Exercise objective: For this task, output every entry below exactly and omit the pictures.

----------

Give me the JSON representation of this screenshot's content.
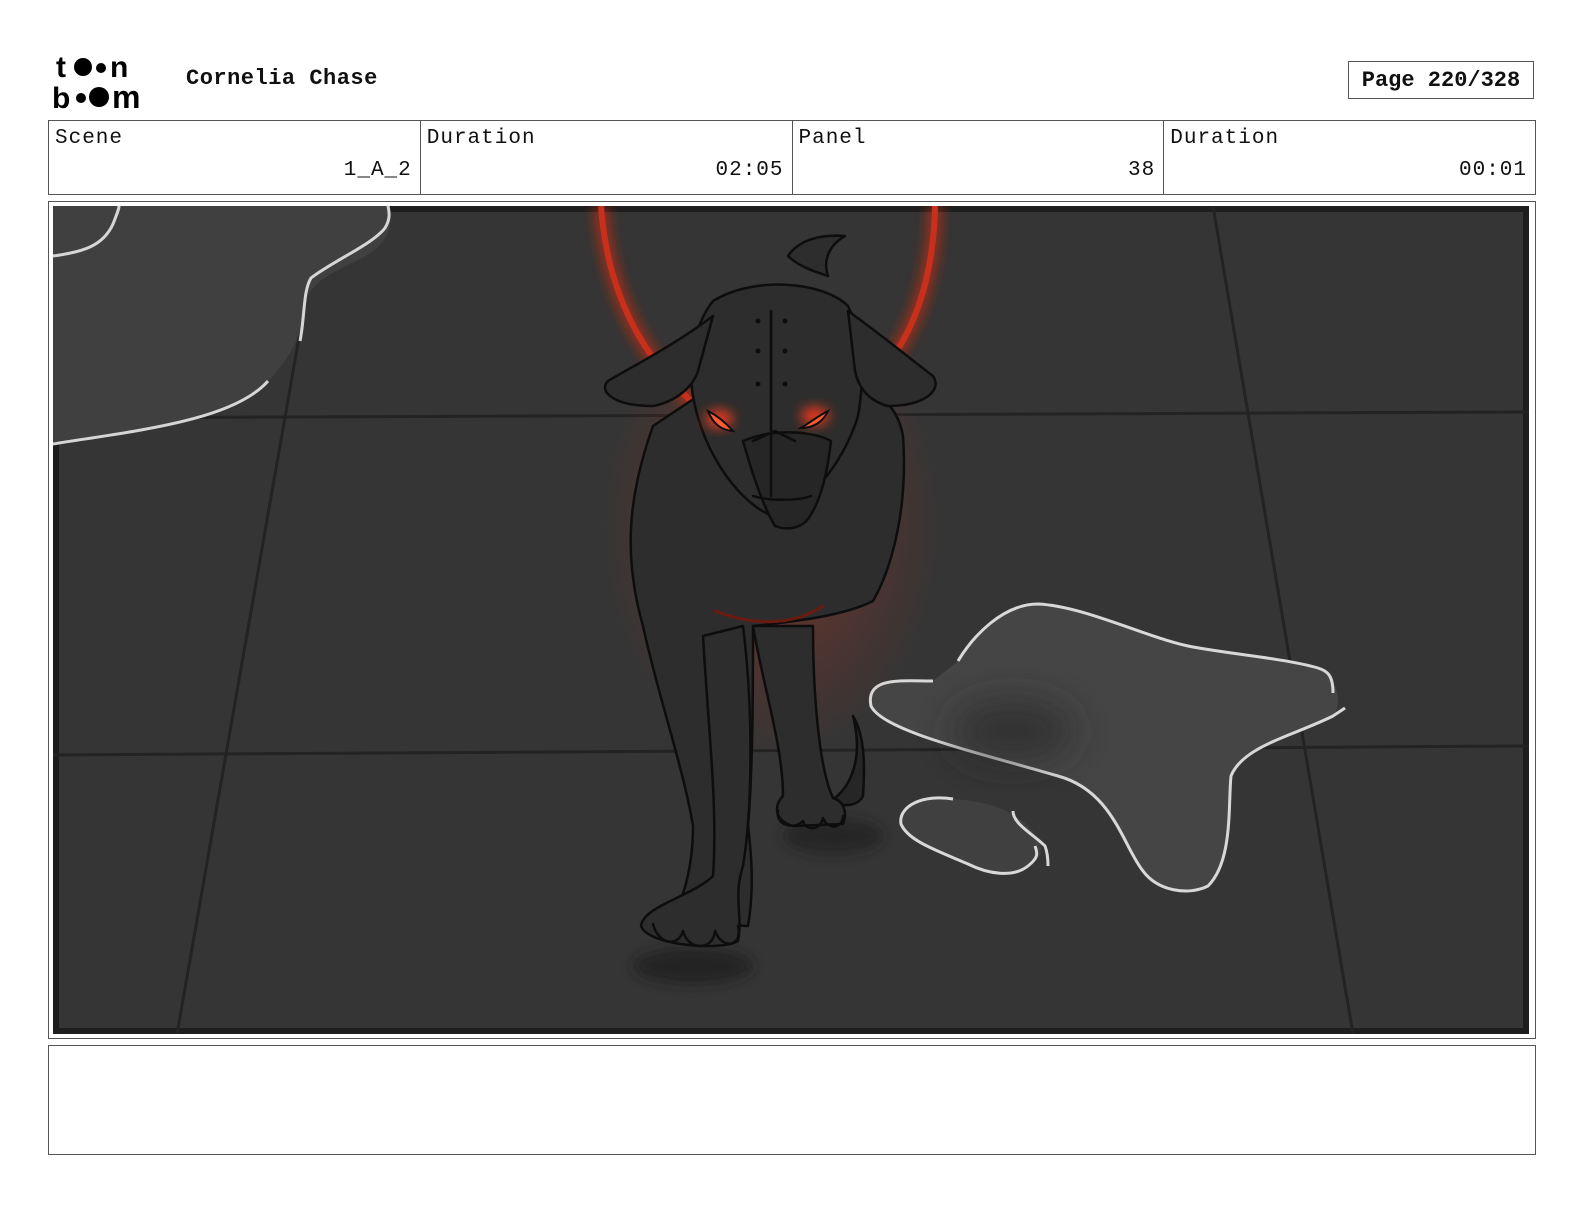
{
  "header": {
    "logo_text": "toon boom",
    "project_title": "Cornelia Chase",
    "page_label": "Page 220/328"
  },
  "info": {
    "scene_label": "Scene",
    "scene_value": "1_A_2",
    "scene_duration_label": "Duration",
    "scene_duration_value": "02:05",
    "panel_label": "Panel",
    "panel_value": "38",
    "panel_duration_label": "Duration",
    "panel_duration_value": "00:01"
  },
  "notes": {
    "text": ""
  },
  "colors": {
    "floor": "#353535",
    "floor_lines": "#222222",
    "puddle": "#454545",
    "puddle_outline": "#d9d9d9",
    "dog_body": "#2b2b2b",
    "glow": "#d22a10",
    "eyes": "#ff4a2a"
  }
}
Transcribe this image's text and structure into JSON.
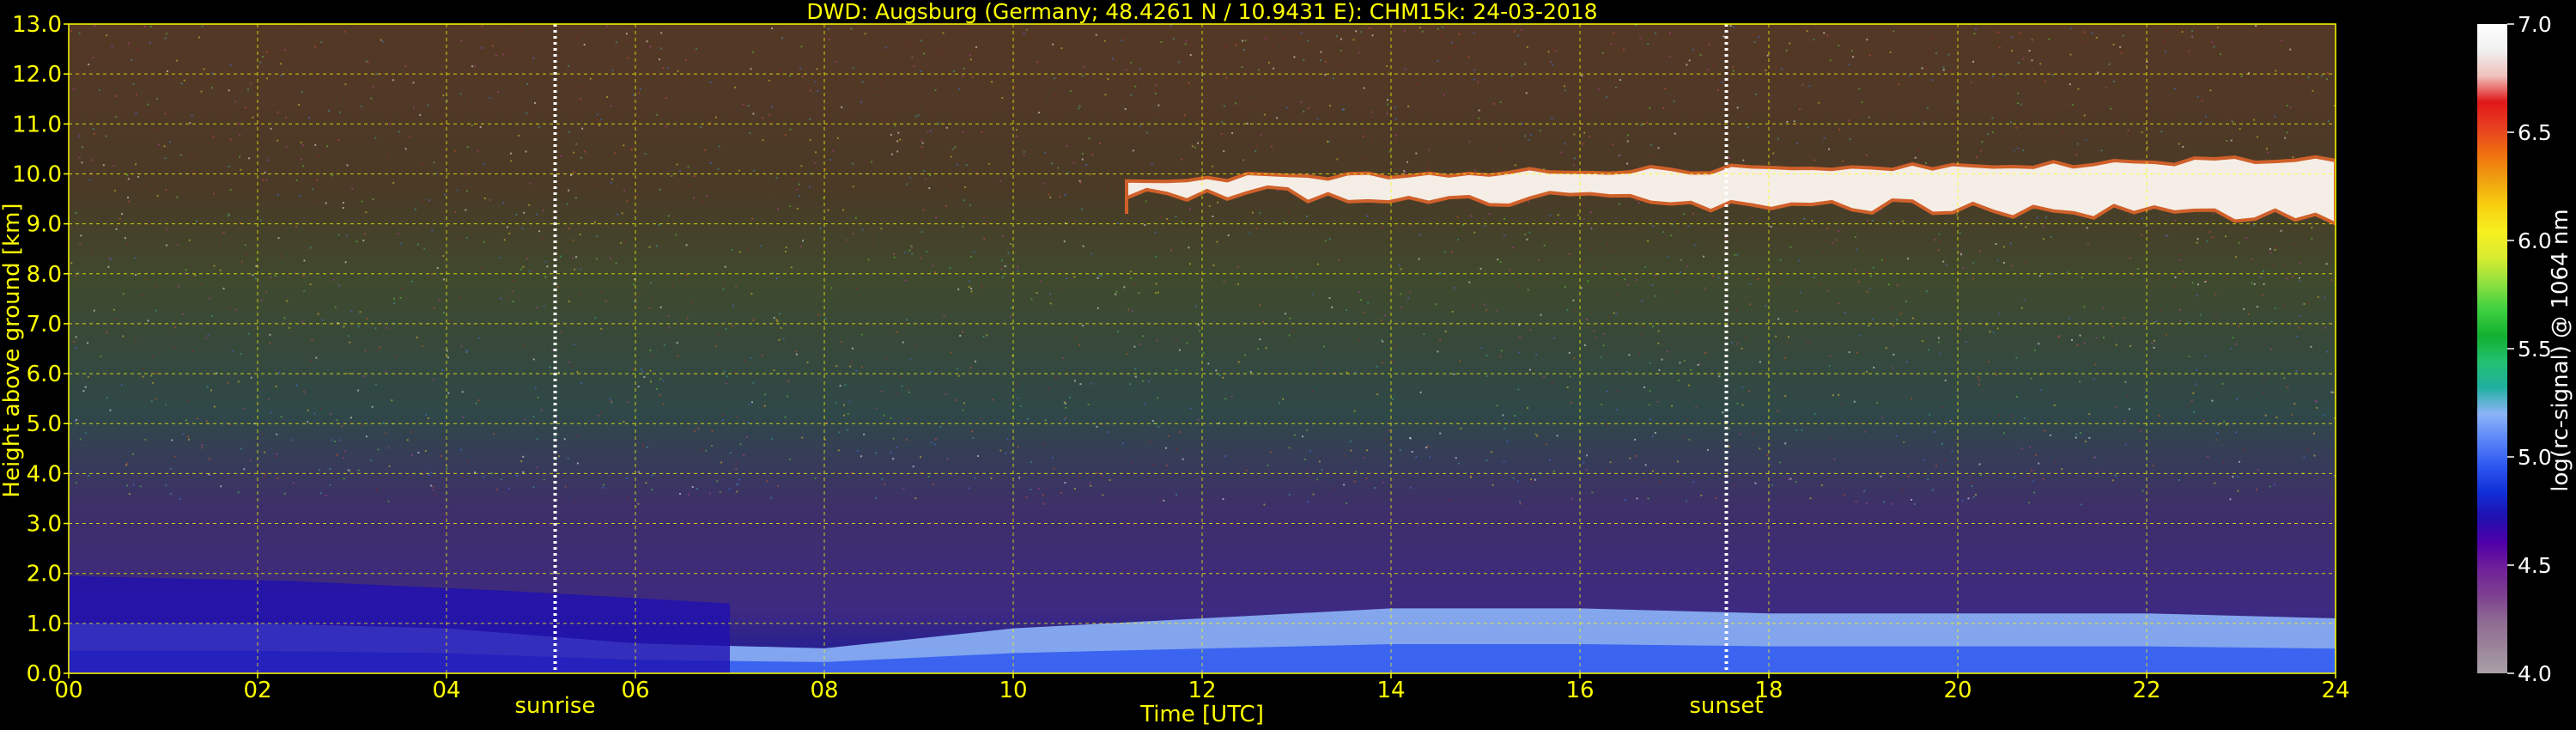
{
  "chart_data": {
    "type": "heatmap",
    "title": "DWD: Augsburg (Germany; 48.4261 N / 10.9431 E):    CHM15k: 24-03-2018",
    "xlabel": "Time [UTC]",
    "ylabel": "Height above ground [km]",
    "xlim": [
      0,
      24
    ],
    "ylim": [
      0.0,
      13.0
    ],
    "x_ticks": [
      "00",
      "02",
      "04",
      "06",
      "08",
      "10",
      "12",
      "14",
      "16",
      "18",
      "20",
      "22",
      "24"
    ],
    "x_tick_values": [
      0,
      2,
      4,
      6,
      8,
      10,
      12,
      14,
      16,
      18,
      20,
      22,
      24
    ],
    "y_ticks": [
      "0.0",
      "1.0",
      "2.0",
      "3.0",
      "4.0",
      "5.0",
      "6.0",
      "7.0",
      "8.0",
      "9.0",
      "10.0",
      "11.0",
      "12.0",
      "13.0"
    ],
    "y_tick_values": [
      0,
      1,
      2,
      3,
      4,
      5,
      6,
      7,
      8,
      9,
      10,
      11,
      12,
      13
    ],
    "grid": true,
    "grid_color": "#ffff00",
    "annotations": [
      {
        "label": "sunrise",
        "x": 5.15
      },
      {
        "label": "sunset",
        "x": 17.55
      }
    ],
    "colorbar": {
      "label": "log(rc-signal) @ 1064 nm",
      "range": [
        4.0,
        7.0
      ],
      "ticks": [
        "4.0",
        "4.5",
        "5.0",
        "5.5",
        "6.0",
        "6.5",
        "7.0"
      ],
      "tick_values": [
        4.0,
        4.5,
        5.0,
        5.5,
        6.0,
        6.5,
        7.0
      ],
      "colors": [
        "#a9a0a6",
        "#9b849a",
        "#8e6b93",
        "#7d3f8f",
        "#70229a",
        "#5000a8",
        "#2010b0",
        "#1030d8",
        "#2f58f0",
        "#5a86f8",
        "#8cb4f8",
        "#20b0a0",
        "#22c070",
        "#13b030",
        "#3ed040",
        "#8ce040",
        "#d8ec30",
        "#f8f020",
        "#f8d010",
        "#f0a010",
        "#f07010",
        "#e84020",
        "#e01818",
        "#f0c0bc",
        "#f0f0f0",
        "#ffffff"
      ]
    },
    "features": [
      {
        "name": "boundary layer",
        "x_range": [
          0,
          24
        ],
        "top_km": [
          1.0,
          1.0,
          0.9,
          0.6,
          0.5,
          0.9,
          1.1,
          1.3,
          1.3,
          1.2,
          1.2,
          1.2,
          1.1
        ],
        "signal": [
          5.2,
          5.0
        ]
      },
      {
        "name": "residual layer",
        "x_range": [
          0,
          7
        ],
        "top_km": [
          1.95,
          1.85,
          1.65,
          1.4
        ],
        "signal": 4.75
      },
      {
        "name": "cirrus cloud",
        "x_range": [
          11.2,
          24
        ],
        "base_km": 9.0,
        "top_km": 10.3,
        "signal": 6.3
      }
    ]
  }
}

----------

Exercise response:
Give me the JSON representation of this screenshot's content.
{
  "header": {
    "logo_text": "toon boom",
    "project_title": "Cornelia Chase",
    "page_label": "Page 220/328"
  },
  "info": {
    "scene_label": "Scene",
    "scene_value": "1_A_2",
    "scene_duration_label": "Duration",
    "scene_duration_value": "02:05",
    "panel_label": "Panel",
    "panel_value": "38",
    "panel_duration_label": "Duration",
    "panel_duration_value": "00:01"
  },
  "notes": {
    "text": ""
  },
  "colors": {
    "floor": "#353535",
    "floor_lines": "#222222",
    "puddle": "#454545",
    "puddle_outline": "#d9d9d9",
    "dog_body": "#2b2b2b",
    "glow": "#d22a10",
    "eyes": "#ff4a2a"
  }
}
Transcribe this image's text and structure into JSON.
{
  "chart_data": {
    "type": "heatmap",
    "title": "DWD: Augsburg (Germany; 48.4261 N / 10.9431 E):    CHM15k: 24-03-2018",
    "xlabel": "Time [UTC]",
    "ylabel": "Height above ground [km]",
    "xlim": [
      0,
      24
    ],
    "ylim": [
      0.0,
      13.0
    ],
    "x_ticks": [
      "00",
      "02",
      "04",
      "06",
      "08",
      "10",
      "12",
      "14",
      "16",
      "18",
      "20",
      "22",
      "24"
    ],
    "x_tick_values": [
      0,
      2,
      4,
      6,
      8,
      10,
      12,
      14,
      16,
      18,
      20,
      22,
      24
    ],
    "y_ticks": [
      "0.0",
      "1.0",
      "2.0",
      "3.0",
      "4.0",
      "5.0",
      "6.0",
      "7.0",
      "8.0",
      "9.0",
      "10.0",
      "11.0",
      "12.0",
      "13.0"
    ],
    "y_tick_values": [
      0,
      1,
      2,
      3,
      4,
      5,
      6,
      7,
      8,
      9,
      10,
      11,
      12,
      13
    ],
    "grid": true,
    "grid_color": "#ffff00",
    "annotations": [
      {
        "label": "sunrise",
        "x": 5.15
      },
      {
        "label": "sunset",
        "x": 17.55
      }
    ],
    "colorbar": {
      "label": "log(rc-signal) @ 1064 nm",
      "range": [
        4.0,
        7.0
      ],
      "ticks": [
        "4.0",
        "4.5",
        "5.0",
        "5.5",
        "6.0",
        "6.5",
        "7.0"
      ],
      "tick_values": [
        4.0,
        4.5,
        5.0,
        5.5,
        6.0,
        6.5,
        7.0
      ],
      "colors": [
        "#a9a0a6",
        "#9b849a",
        "#8e6b93",
        "#7d3f8f",
        "#70229a",
        "#5000a8",
        "#2010b0",
        "#1030d8",
        "#2f58f0",
        "#5a86f8",
        "#8cb4f8",
        "#20b0a0",
        "#22c070",
        "#13b030",
        "#3ed040",
        "#8ce040",
        "#d8ec30",
        "#f8f020",
        "#f8d010",
        "#f0a010",
        "#f07010",
        "#e84020",
        "#e01818",
        "#f0c0bc",
        "#f0f0f0",
        "#ffffff"
      ]
    },
    "features": [
      {
        "name": "boundary layer",
        "x_range": [
          0,
          24
        ],
        "top_km": [
          1.0,
          1.0,
          0.9,
          0.6,
          0.5,
          0.9,
          1.1,
          1.3,
          1.3,
          1.2,
          1.2,
          1.2,
          1.1
        ],
        "signal": [
          5.2,
          5.0
        ]
      },
      {
        "name": "residual layer",
        "x_range": [
          0,
          7
        ],
        "top_km": [
          1.95,
          1.85,
          1.65,
          1.4
        ],
        "signal": 4.75
      },
      {
        "name": "cirrus cloud",
        "x_range": [
          11.2,
          24
        ],
        "base_km": 9.0,
        "top_km": 10.3,
        "signal": 6.3
      }
    ]
  }
}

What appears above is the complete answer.